Since March 2020, companies that have been operating remotely have been able to inspect Section 2 Form I-9 documents virtually, over video link, by fax or via email. In April 2021, the Department of

Flexibility in completing I-9 Employment Verification Forms has been continued until March 31, 2021, and it may be extended beyond that.

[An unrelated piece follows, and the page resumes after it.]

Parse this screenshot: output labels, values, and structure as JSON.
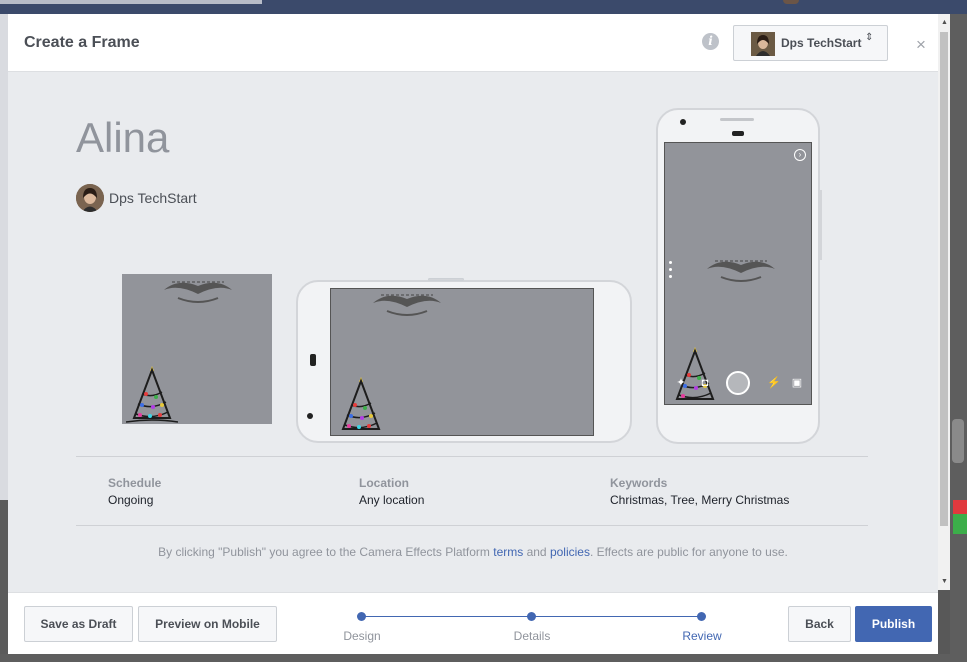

Under that flexibility, employers have been allowed to inspect Section 2 Form I-9 documents virtually (e.g., over video link, by fax, or by email).

Nevertheless, as companies “return” to worksites and show

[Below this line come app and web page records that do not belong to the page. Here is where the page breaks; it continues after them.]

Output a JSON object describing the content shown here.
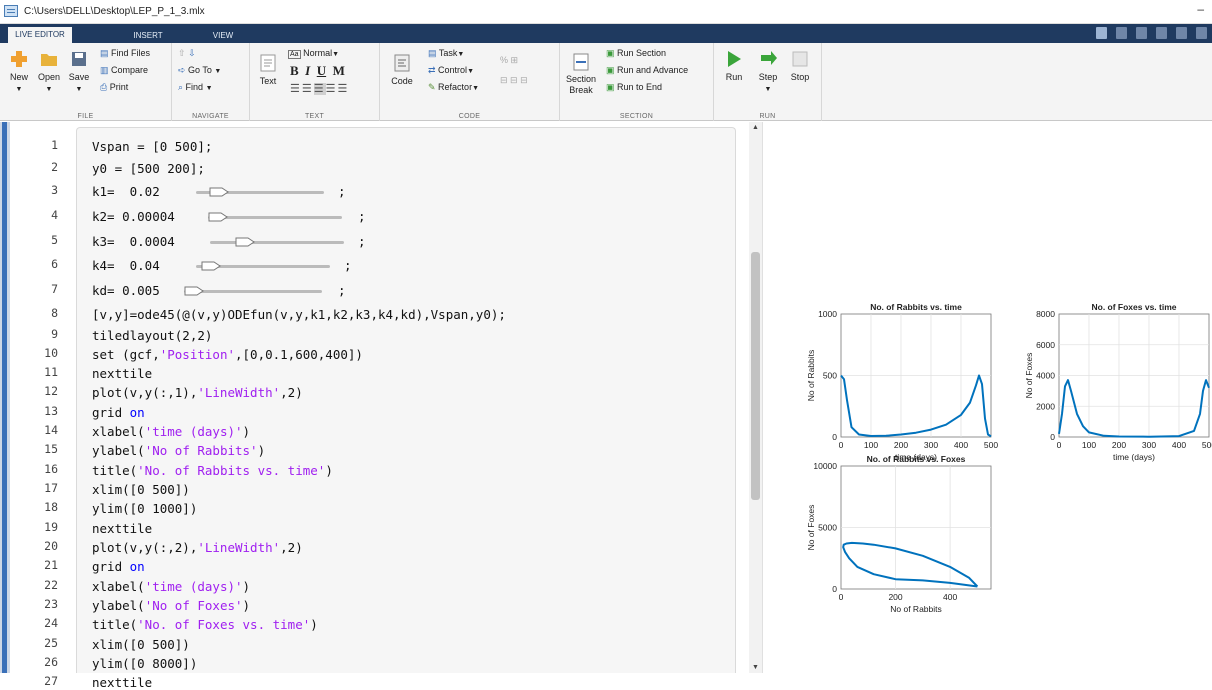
{
  "window": {
    "title": "C:\\Users\\DELL\\Desktop\\LEP_P_1_3.mlx",
    "minimize": "–"
  },
  "tabs": [
    "LIVE EDITOR",
    "INSERT",
    "VIEW"
  ],
  "ribbon": {
    "file": {
      "new": "New",
      "open": "Open",
      "save": "Save",
      "find_files": "Find Files",
      "compare": "Compare",
      "print": "Print",
      "label": "FILE"
    },
    "navigate": {
      "go_to": "Go To",
      "find": "Find",
      "label": "NAVIGATE"
    },
    "text": {
      "text": "Text",
      "style": "Normal",
      "bold": "B",
      "italic": "I",
      "underline": "U",
      "mono": "M",
      "label": "TEXT"
    },
    "code": {
      "code": "Code",
      "task": "Task",
      "control": "Control",
      "refactor": "Refactor",
      "percent": "%",
      "label": "CODE"
    },
    "section": {
      "section_break_1": "Section",
      "section_break_2": "Break",
      "run_section": "Run Section",
      "run_advance": "Run and Advance",
      "run_end": "Run to End",
      "label": "SECTION"
    },
    "run": {
      "run": "Run",
      "step": "Step",
      "stop": "Stop",
      "label": "RUN"
    }
  },
  "colors": {
    "accent": "#1f3a60",
    "plot_line": "#0072bd",
    "keyword": "#0000ff",
    "string": "#a020f0"
  },
  "editor": {
    "line_numbers": [
      "1",
      "2",
      "3",
      "4",
      "5",
      "6",
      "7",
      "8",
      "9",
      "10",
      "11",
      "12",
      "13",
      "14",
      "15",
      "16",
      "17",
      "18",
      "19",
      "20",
      "21",
      "22",
      "23",
      "24",
      "25",
      "26",
      "27"
    ],
    "lines": [
      "Vspan = [0 500];",
      "y0 = [500 200];",
      "k1=  0.02",
      "k2= 0.00004",
      "k3=  0.0004",
      "k4=  0.04",
      "kd= 0.005",
      "[v,y]=ode45(@(v,y)ODEfun(v,y,k1,k2,k3,k4,kd),Vspan,y0);",
      "tiledlayout(2,2)",
      "set (gcf,'Position',[0,0.1,600,400])",
      "nexttile",
      "plot(v,y(:,1),'LineWidth',2)",
      "grid on",
      "xlabel('time (days)')",
      "ylabel('No of Rabbits')",
      "title('No. of Rabbits vs. time')",
      "xlim([0 500])",
      "ylim([0 1000])",
      "nexttile",
      "plot(v,y(:,2),'LineWidth',2)",
      "grid on",
      "xlabel('time (days)')",
      "ylabel('No of Foxes')",
      "title('No. of Foxes vs. time')",
      "xlim([0 500])",
      "ylim([0 8000])",
      "nexttile"
    ],
    "sliders": [
      {
        "line": 3,
        "fraction": 0.12
      },
      {
        "line": 4,
        "fraction": 0.0
      },
      {
        "line": 5,
        "fraction": 0.22
      },
      {
        "line": 6,
        "fraction": 0.04
      },
      {
        "line": 7,
        "fraction": 0.0
      }
    ],
    "semicolon": ";"
  },
  "chart_data": [
    {
      "type": "line",
      "title": "No. of Rabbits vs. time",
      "xlabel": "time (days)",
      "ylabel": "No of Rabbits",
      "xlim": [
        0,
        500
      ],
      "ylim": [
        0,
        1000
      ],
      "xticks": [
        "0",
        "100",
        "200",
        "300",
        "400",
        "500"
      ],
      "yticks": [
        "0",
        "500",
        "1000"
      ],
      "grid": true,
      "series": [
        {
          "x": [
            0,
            10,
            20,
            35,
            60,
            100,
            150,
            200,
            250,
            300,
            350,
            400,
            430,
            450,
            460,
            470,
            480,
            490,
            500
          ],
          "values": [
            500,
            470,
            300,
            80,
            20,
            8,
            10,
            20,
            35,
            60,
            100,
            180,
            280,
            420,
            500,
            430,
            150,
            20,
            5
          ]
        }
      ]
    },
    {
      "type": "line",
      "title": "No. of Foxes vs. time",
      "xlabel": "time (days)",
      "ylabel": "No of Foxes",
      "xlim": [
        0,
        500
      ],
      "ylim": [
        0,
        8000
      ],
      "xticks": [
        "0",
        "100",
        "200",
        "300",
        "400",
        "500"
      ],
      "yticks": [
        "0",
        "2000",
        "4000",
        "6000",
        "8000"
      ],
      "grid": true,
      "series": [
        {
          "x": [
            0,
            10,
            20,
            30,
            40,
            60,
            80,
            100,
            150,
            200,
            300,
            400,
            450,
            470,
            480,
            490,
            500
          ],
          "values": [
            200,
            1500,
            3300,
            3700,
            3000,
            1500,
            700,
            300,
            80,
            30,
            20,
            60,
            400,
            1500,
            3000,
            3700,
            3200
          ]
        }
      ]
    },
    {
      "type": "line",
      "title": "No. of Rabbits vs. Foxes",
      "xlabel": "No of Rabbits",
      "ylabel": "No of Foxes",
      "xlim": [
        0,
        550
      ],
      "ylim": [
        0,
        10000
      ],
      "xticks": [
        "0",
        "200",
        "400"
      ],
      "yticks": [
        "0",
        "5000",
        "10000"
      ],
      "grid": true,
      "series": [
        {
          "x": [
            500,
            400,
            300,
            200,
            120,
            60,
            30,
            15,
            8,
            10,
            20,
            40,
            80,
            120,
            200,
            300,
            400,
            470,
            500
          ],
          "values": [
            200,
            500,
            700,
            800,
            1200,
            1800,
            2500,
            3000,
            3400,
            3600,
            3700,
            3750,
            3700,
            3600,
            3300,
            2700,
            1800,
            900,
            200
          ]
        }
      ]
    }
  ]
}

Days before the upcoming deadline, ICE has announced it is extending the remote virtual verification option for completion of I-9 employment verification an additional 60 days (instead of just 30 days), until November 19, 2020, due to continued precautions related to the COVID-19 pandemic.

Pursuant to the original guidelines for virtual verification, eligible employers may

USCIS is in the process of entering a Consent Order to produce, on a specific schedule, Employment Authorization Document (EAD) cards for those 75,000 foreign nationals who have approved employment authorization applications but have been waiting for inordinate amounts of time for the cards themselves.  Without the cards, these foreign nationals have not been able

ICE has announced it is extending the remote virtual verification option for completion of I-9 employment verification an additional 30 days, until September 19, 2020, due to continued precautions related to the COVID-19 pandemic.

Pursuant to the original guidelines for virtual verification, eligible employers may continue to inspect Section 2 documents without an actual in-person

The Department of Homeland Security (DHS) once again is extending its flexibility regarding the physical presence requirements for I-9 inspection for another 30 days until July 19, 2020, due to the ongoing precautions related to the COVID-19 pandemic.

Eligible employers may continue to inspect Section 2 documents remotely (e.g., over video link, fax,

USCIS and the Department of Justice are teaming up and collaborating to “better detect and eliminate fraud, abuse, and discrimination by employers bringing foreign visa workers to the United States.” They have entered into a Memorandum of Understanding (MOU) that will increase their ability to share information about cases and training and make referrals.

Last

In a ruling that may help to diminish the fears of some undocumented individuals seeking aid in the aftermath of Hurricane Harvey, U.S. District Court Judge Orlando Garcia enjoined some key provisions of Texas’ anti-sanctuary law, S.B. 4. City of El Cenizo v. Texas and Texas v. Travis County, Civil No. SA-17-CV-404-OLG. The law was

U.S. Customs and Border Protection (CBP) is deploying staff and equipment for search and rescue efforts and to work at local, state, and federal emergency operations centers in Texas in response to Hurricane Harvey.

Hurricane Harvey hit Texas just as the state’s plan to outlaw sanctuary cities is about to go into effect.  Texas

President Donald Trump’s March 6th revised Executive Order directs the Secretaries of State and Homeland Security, the Attorney General, and the Director of National Intelligence to review information sharing and develop uniform screening and vetting standards and procedures for visas and other immigration benefits. In June, the Ninth Circuit Court of Appeals held this